The goal of this article is to teach you how to use price to earnings ratios (P/E ratios). We'll show how you can use Datacolor AG's (VTX:DCN) P/E ratio to inform your assessment of the investment opportunity. Datacolor has a P/E ratio of 32.30, based on the last twelve months. In other words, at today's prices, investors are paying CHF32.30 for every CHF1 in prior year profit.
How Do You Calculate A P/E Ratio?
The formula for P/E is:
Price to Earnings Ratio = Share Price (in reporting currency) ÷ Earnings per Share (EPS)
Or for Datacolor:
P/E of 32.30 = CHF705.47 (Note: this is the share price in the reporting currency, namely, USD ) ÷ CHF21.84 (Based on the trailing twelve months to September 2019.)
Is A High Price-to-Earnings Ratio Good?
A higher P/E ratio means that buyers have to pay a higher price for each CHF1 the company has earned over the last year.

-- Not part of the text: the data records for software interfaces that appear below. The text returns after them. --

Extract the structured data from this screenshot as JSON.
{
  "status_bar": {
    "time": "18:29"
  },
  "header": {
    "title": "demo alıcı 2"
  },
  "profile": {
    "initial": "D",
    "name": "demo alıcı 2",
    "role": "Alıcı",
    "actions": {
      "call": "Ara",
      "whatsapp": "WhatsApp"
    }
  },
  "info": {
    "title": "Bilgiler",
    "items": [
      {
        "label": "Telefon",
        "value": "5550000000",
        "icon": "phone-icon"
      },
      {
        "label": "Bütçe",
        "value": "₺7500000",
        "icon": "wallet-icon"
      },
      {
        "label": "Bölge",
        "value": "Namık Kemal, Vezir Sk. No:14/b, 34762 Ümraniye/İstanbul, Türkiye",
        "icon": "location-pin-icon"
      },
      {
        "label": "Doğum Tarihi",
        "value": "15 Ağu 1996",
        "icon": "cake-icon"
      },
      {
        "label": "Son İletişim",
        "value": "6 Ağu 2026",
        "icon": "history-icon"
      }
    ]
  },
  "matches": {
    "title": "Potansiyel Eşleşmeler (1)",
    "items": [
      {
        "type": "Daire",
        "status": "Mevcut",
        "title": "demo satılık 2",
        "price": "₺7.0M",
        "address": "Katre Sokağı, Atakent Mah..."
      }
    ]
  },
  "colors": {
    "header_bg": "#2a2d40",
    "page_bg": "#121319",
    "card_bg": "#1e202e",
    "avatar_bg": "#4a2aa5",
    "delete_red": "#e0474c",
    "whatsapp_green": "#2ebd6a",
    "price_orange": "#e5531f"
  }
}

That isn't a good or a bad thing on its own, but a high P/E means that buyers have a higher opinion of the business's prospects, relative to stocks with a lower P/E.
Does Datacolor Have A Relatively High Or Low P/E For Its Industry?
The P/E ratio indicates whether the market has higher or lower expectations of a company. The image below shows that Datacolor has a higher P/E than the average (22.2) P/E for companies in the electronic industry.
Datacolor's P/E tells us that market participants think the company will perform better than its industry peers, going forward. Shareholders are clearly optimistic, but the future is always uncertain. So further research is always essential. I often monitor director buying and selling.
How Growth Rates Impact P/E Ratios
If earnings fall then in the future the 'E' will be lower. Therefore, even if you pay a low multiple of earnings now, that multiple will become higher in the future. A higher P/E should indicate the stock is expensive relative to others -- and that may encourage shareholders to sell.
Datacolor shrunk earnings per share by 14% over the last year. And over the longer term (5 years) earnings per share have decreased 3.6% annually. This could justify a pessimistic P/E.
Don't Forget: The P/E Does Not Account For Debt or Bank Deposits
One drawback of using a P/E ratio is that it considers market capitalization, but not the balance sheet. That means it doesn't take debt or cash into account. The exact same company would hypothetically deserve a higher P/E ratio if it had a strong balance sheet, than if it had a weak one with lots of debt, because a cashed up company can spend on growth.
Such spending might be good or bad, overall, but the key point here is that you need to look at debt to understand the P/E ratio in context.
Datacolor's Balance Sheet
With net cash of US$44m, Datacolor has a very strong balance sheet, which may be important for its business. Having said that, at 38% of its market capitalization the cash hoard would contribute towards a higher P/E ratio.
The Verdict On Datacolor's P/E Ratio
Datacolor's P/E is 32.3 which is above average (20.2) in its market. The recent drop in earnings per share might keep value investors away, but the healthy balance sheet means the company retains potential for future growth. If fails to eventuate, the current high P/E could prove to be temporary, as the share price falls.
Investors should be looking to buy stocks that the market is wrong about. If the reality for a company is better than it expects, you can make money by buying and holding for the long term. So this free report on the analyst consensus forecasts could help you make a master move on this stock.
You might be able to find a better buy than Datacolor. If you want a selection of possible winners, check out this free list of interesting companies that trade on a P/E below 20 (but have proven they can grow earnings).
If you spot an error that warrants correction, please contact the editor at email@example.com. This article by Simply Wall St is general in nature. It does not constitute a recommendation to buy or sell any stock, and does not take account of your objectives, or your financial situation. Simply Wall St has no position in the stocks mentioned.
We aim to bring you long-term focused research analysis driven by fundamental data. Note that our analysis may not factor in the latest price-sensitive company announcements or qualitative material. Thank you for reading.